### [AVAILABLE RECORDS]
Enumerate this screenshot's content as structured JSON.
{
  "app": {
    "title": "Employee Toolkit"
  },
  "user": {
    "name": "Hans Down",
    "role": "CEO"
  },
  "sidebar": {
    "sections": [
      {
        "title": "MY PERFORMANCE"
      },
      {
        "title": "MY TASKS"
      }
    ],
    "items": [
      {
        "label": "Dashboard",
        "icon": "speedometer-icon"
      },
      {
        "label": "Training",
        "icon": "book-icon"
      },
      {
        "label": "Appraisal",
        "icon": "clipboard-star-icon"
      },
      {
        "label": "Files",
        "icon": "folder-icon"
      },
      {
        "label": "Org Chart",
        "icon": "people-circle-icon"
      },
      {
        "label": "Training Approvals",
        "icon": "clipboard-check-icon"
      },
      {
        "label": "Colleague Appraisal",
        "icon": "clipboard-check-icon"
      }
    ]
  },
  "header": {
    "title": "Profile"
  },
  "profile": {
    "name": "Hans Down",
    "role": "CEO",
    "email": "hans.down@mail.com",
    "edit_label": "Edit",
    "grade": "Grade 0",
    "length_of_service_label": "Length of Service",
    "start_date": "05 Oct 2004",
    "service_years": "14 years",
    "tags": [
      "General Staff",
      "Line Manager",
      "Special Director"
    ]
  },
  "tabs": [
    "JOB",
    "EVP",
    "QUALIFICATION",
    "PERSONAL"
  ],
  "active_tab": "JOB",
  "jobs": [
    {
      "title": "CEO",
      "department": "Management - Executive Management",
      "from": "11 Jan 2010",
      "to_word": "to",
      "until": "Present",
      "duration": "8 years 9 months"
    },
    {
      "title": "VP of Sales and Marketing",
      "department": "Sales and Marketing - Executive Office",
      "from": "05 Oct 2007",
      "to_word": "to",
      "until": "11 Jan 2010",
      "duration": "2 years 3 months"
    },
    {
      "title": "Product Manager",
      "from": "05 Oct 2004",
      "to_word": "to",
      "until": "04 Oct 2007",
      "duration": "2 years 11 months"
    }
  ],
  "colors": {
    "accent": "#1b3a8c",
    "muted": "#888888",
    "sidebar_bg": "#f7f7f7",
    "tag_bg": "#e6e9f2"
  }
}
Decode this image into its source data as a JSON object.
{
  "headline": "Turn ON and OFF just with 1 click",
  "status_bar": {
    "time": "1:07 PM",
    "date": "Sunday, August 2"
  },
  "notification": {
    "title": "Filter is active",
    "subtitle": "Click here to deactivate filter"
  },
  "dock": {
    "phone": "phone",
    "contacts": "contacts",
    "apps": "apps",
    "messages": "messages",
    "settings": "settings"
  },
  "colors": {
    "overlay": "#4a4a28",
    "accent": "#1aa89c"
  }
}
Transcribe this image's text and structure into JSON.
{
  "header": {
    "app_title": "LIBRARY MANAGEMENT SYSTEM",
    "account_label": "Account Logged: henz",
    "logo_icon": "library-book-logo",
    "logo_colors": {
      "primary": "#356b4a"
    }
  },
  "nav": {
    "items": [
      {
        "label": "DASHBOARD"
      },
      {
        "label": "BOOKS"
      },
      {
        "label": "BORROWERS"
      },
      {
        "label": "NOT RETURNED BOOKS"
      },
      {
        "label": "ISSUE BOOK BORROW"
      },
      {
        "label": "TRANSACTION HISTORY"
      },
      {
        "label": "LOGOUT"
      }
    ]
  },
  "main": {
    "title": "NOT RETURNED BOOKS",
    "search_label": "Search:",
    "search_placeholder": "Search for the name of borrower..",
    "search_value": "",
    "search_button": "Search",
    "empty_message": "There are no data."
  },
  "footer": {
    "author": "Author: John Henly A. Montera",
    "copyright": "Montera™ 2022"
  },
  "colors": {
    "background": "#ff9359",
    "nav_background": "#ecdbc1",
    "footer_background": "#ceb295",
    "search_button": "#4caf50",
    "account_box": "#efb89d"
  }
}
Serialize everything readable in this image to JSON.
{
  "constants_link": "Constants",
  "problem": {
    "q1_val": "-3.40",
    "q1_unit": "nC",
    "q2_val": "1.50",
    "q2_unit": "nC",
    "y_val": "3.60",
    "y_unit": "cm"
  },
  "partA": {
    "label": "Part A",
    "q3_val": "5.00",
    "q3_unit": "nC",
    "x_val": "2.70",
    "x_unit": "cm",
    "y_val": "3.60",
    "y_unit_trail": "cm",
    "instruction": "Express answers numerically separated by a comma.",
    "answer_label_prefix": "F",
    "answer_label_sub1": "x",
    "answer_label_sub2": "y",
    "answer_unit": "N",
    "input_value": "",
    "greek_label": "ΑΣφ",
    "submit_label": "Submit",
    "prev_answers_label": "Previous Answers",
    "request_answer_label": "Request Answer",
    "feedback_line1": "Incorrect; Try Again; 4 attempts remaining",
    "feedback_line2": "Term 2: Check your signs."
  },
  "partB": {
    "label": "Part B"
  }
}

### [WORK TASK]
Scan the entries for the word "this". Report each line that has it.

### [RESPONSE BELOW]
Enumerate this screenshot's content as structured JSON.
Decode this image into its source data as a JSON object.
Transcribe this image's text and structure into JSON.
Serialize everything readable in this image to JSON.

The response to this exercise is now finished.